“Actually to tell you honestly, hindi talaga siya enough (the 15-day breather is not enough), like for example, almost one week na tayo (we’re almost one week) and hindi natin nakikita ang (we have not seen any) changes in the numbers nung ating (of our) cases so ‘yung two weeks is not enough para talagang maachieve natin ang target na mapababa ang numero ng kaso (to achieve out target to reduce the number of cases),” she told the DZBB in an interview Sunday.

The NTF chairman added the country can no longer "continue" to be under a Modified Enhanced Community Quarantine (MECQ).

President Duterte placed Metro Manila and four provinces under MECQ from Aug. 4 to 18, following a call for a “time out” from the medical community.

But House Committee on Health chairwoman Quezon Rep. Angelina Tan said the two-week “timeout” granted to the medical community is “not enough” to address the problems in the country’s healthcare system.

She said the medical workers should be given more time and lee-way to strategize and come up with a definite plan to address the problems hounding the country’s healthcare system.

Lorenzana said the possibility of extending the MECQ in Metro Manila is still there but this will only be considered if the new cases reach as high as 10,000 to 12,000 per day.

Presidential spokesman Harry Roque said the extension of the MECQ in the NCR and nearby areas would be up to the Inter-Agency Task Force for the Management of Emerging Infectious Diseases (IATF) as it is a delicate decision to be made.

“On the suggestion to make the MECQ effective for one month, this is a decision that has to be made by the (IATF),” he said.

“It entails a delicate balancing of protecting and saving people’s health to protecting and saving the economic health of the nation,” he added.

According to Roque, the Palace will have to wait to assess the existing MECQ because its effects will not be felt immediately.

“We understand that the effects of the recent implementation of MECQ measures in the NCR and nearby areas would be felt two to three weeks after its enforcement,” he said.

“The incubation period for COVID-19, according to health experts, is 14 days so we just have to wait for that time to ascertain the health impact of the MECQ classification,” he added.

But Lorenzana said the government is now capable of locating areas where most of the cases were being recorded.

"We already know the areas with the infectation.

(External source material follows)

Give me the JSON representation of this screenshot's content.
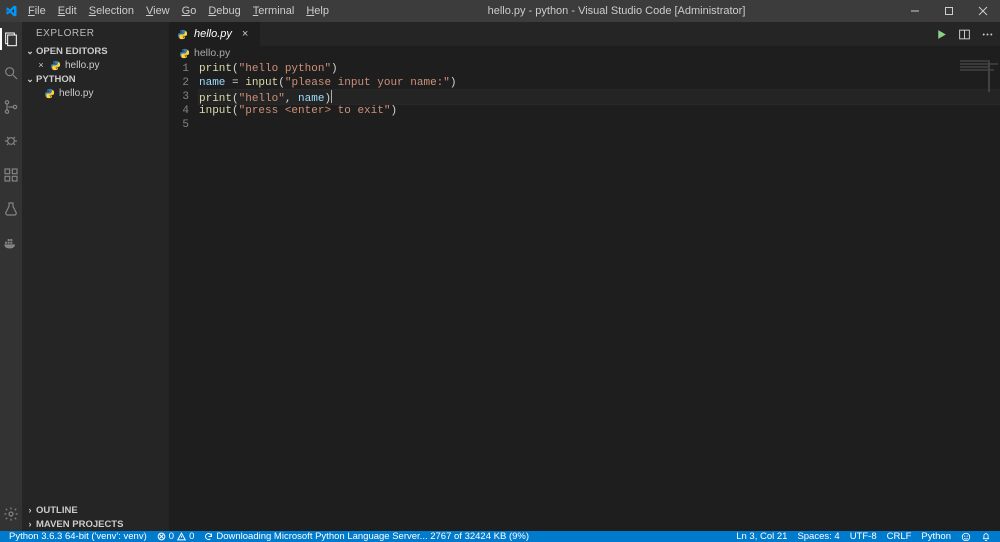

That's where we will focus so that the other (areas) can also go to work," he said.

Health Undersecretary Maria Rosario Vergeire said that it will take two to three weeks before the effects of the timeout are felt. 

Lorenzana  admitted that there are still concerns that need to be resolved such as the lack of health care workers in the frontlines.

He said this is being addressed by DoH Secretary Francisco Duque III by getting medical workers from nearby regions where the cases are manageable.

"At the same time, the DoH is also hiring additional nurses. They have the money, all they have to do is to hire them," he said.

The Defense chief said that one challenge  is that nurses are reluctant to be employed since the DoH is only giving them a three-month contract.

"Secretary Duque thinks nobody would get into this very dangerous job especially in this pandemic with a three-month contract. After that, what will you do?" he said.

"I think they are raising this about to six months," he added.